The eight essays offered here are the outgrowth of a one-day conference in February 1991 devoted to the topic of genocide; they appear with the addition of an introduction by the editor. The first four essays debate, with two contributors to each side, whether the 1948 UN definition of genocide is sufficient to designate certain instances of human brutality as genocide (and hence trigger international intervention under the UN Charter) or whether the UN resolution defining genocide is itself so fundamentally flawed that it is virtually meaningless. The remaining papers provide case histories of the tragic situations in Cambodia, East Timor, Kurdistan, and Armenia in an effort to determine if the policies of the states involved in each specific instance should be labeled genocidal. Specialists in international law or the problems of foreign policy ethics may find this collection interesting, and all readers would concur with one contributor's pessimistic observation: from the point of view of the victims, it really does not matter if the violence directed at them is defined as genocide or not. Research; professional. F. Burkhard; formerly, Morgan State University

Table of Contents

Prefacep. ix
Introduction The Calculus of Genocidep. 1
Part I The Conceptual Dimensions of Genocidep. 29
Theoretical Issues Relating to Genocide: Uses and Abusesp. 31
Redefining Genocidep. 47
Toward a Generic Definition of Genocidep. 64
Genocide, Terror, Life Integrity, and War Crimes: The Case for Discriminationp. 95
Part II The Reality of Genocidep. 109
Etiology and Sequelae of the Armenian Genocidep. 111
Genocide in Kurdistan?: The Suppression of the Dersim Rebellion in Turkey (1937-38) and the Chemical War against the Iraqi Kurds (1988)p. 141
East Timor: A Case of Cultural Genocide?p. 171
The Cambodian Genocide: Issues and Responsesp. 191

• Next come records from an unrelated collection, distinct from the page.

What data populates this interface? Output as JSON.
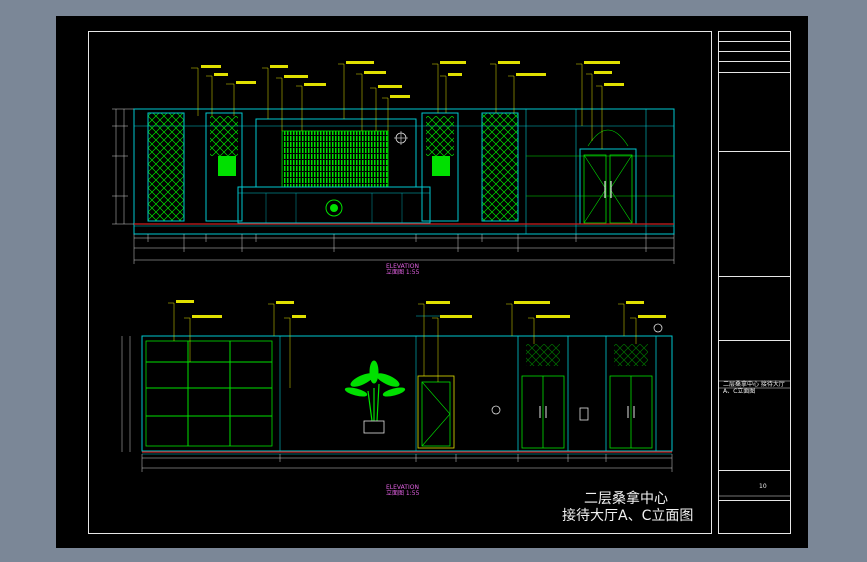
{
  "sheet": {
    "title_line1": "二层桑拿中心",
    "title_line2": "接待大厅A、C立面图"
  },
  "elevations": {
    "a": {
      "label": "ELEVATION",
      "sublabel": "立面图 1:55"
    },
    "c": {
      "label": "ELEVATION",
      "sublabel": "立面图 1:55"
    }
  },
  "titleblock": {
    "drawing_name": "二层桑拿中心 接待大厅A、C立面图",
    "sheet_no": "10"
  },
  "colors": {
    "background": "#7b8797",
    "sheet": "#000000",
    "frame": "#e6e6e6",
    "wall_lines": "#00c8d0",
    "green_panels": "#00e000",
    "annotation": "#e0e000",
    "dimension": "#d0d0d0",
    "floor_line": "#d02020",
    "label_mark": "#e060e0"
  }
}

Appendix 1 Text of the 1948 Genocide Conventionp. 229
Appendix 2 Chronologies of the Case Studiesp. 234
Selected Bibliographyp. 249
Contributorsp. 253
Indexp. 255